▶ [Exercise material]:
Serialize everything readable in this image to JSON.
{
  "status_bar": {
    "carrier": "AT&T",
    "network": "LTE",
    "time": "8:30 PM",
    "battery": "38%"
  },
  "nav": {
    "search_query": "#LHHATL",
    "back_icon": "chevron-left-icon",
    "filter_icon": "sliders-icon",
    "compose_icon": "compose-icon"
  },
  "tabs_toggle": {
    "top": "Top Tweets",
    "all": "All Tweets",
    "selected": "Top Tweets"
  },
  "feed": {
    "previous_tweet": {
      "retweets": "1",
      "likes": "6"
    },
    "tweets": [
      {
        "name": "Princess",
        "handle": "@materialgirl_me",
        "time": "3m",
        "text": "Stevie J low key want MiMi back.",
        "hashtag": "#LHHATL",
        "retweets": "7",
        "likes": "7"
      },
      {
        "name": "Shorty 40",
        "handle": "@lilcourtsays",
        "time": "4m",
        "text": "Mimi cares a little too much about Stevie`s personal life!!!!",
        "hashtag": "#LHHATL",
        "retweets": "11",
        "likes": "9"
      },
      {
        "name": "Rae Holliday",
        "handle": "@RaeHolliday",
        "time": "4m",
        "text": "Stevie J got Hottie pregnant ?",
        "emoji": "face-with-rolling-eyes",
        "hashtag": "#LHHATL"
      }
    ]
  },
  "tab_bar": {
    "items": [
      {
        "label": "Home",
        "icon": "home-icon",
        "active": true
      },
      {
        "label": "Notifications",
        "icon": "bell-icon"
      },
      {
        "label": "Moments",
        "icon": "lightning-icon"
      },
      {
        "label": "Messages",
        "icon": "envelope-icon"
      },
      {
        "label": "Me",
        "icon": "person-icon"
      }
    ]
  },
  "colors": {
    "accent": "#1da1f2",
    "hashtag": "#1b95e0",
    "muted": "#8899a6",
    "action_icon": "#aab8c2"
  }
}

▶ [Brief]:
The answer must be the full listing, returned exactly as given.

▶ [Result of the exercise]:
Serialize everything readable in this image to JSON.
{
  "status_bar": {
    "carrier": "AT&T",
    "network": "LTE",
    "time": "8:30 PM",
    "battery": "38%"
  },
  "nav": {
    "search_query": "#LHHATL",
    "back_icon": "chevron-left-icon",
    "filter_icon": "sliders-icon",
    "compose_icon": "compose-icon"
  },
  "tabs_toggle": {
    "top": "Top Tweets",
    "all": "All Tweets",
    "selected": "Top Tweets"
  },
  "feed": {
    "previous_tweet": {
      "retweets": "1",
      "likes": "6"
    },
    "tweets": [
      {
        "name": "Princess",
        "handle": "@materialgirl_me",
        "time": "3m",
        "text": "Stevie J low key want MiMi back.",
        "hashtag": "#LHHATL",
        "retweets": "7",
        "likes": "7"
      },
      {
        "name": "Shorty 40",
        "handle": "@lilcourtsays",
        "time": "4m",
        "text": "Mimi cares a little too much about Stevie`s personal life!!!!",
        "hashtag": "#LHHATL",
        "retweets": "11",
        "likes": "9"
      },
      {
        "name": "Rae Holliday",
        "handle": "@RaeHolliday",
        "time": "4m",
        "text": "Stevie J got Hottie pregnant ?",
        "emoji": "face-with-rolling-eyes",
        "hashtag": "#LHHATL"
      }
    ]
  },
  "tab_bar": {
    "items": [
      {
        "label": "Home",
        "icon": "home-icon",
        "active": true
      },
      {
        "label": "Notifications",
        "icon": "bell-icon"
      },
      {
        "label": "Moments",
        "icon": "lightning-icon"
      },
      {
        "label": "Messages",
        "icon": "envelope-icon"
      },
      {
        "label": "Me",
        "icon": "person-icon"
      }
    ]
  },
  "colors": {
    "accent": "#1da1f2",
    "hashtag": "#1b95e0",
    "muted": "#8899a6",
    "action_icon": "#aab8c2"
  }
}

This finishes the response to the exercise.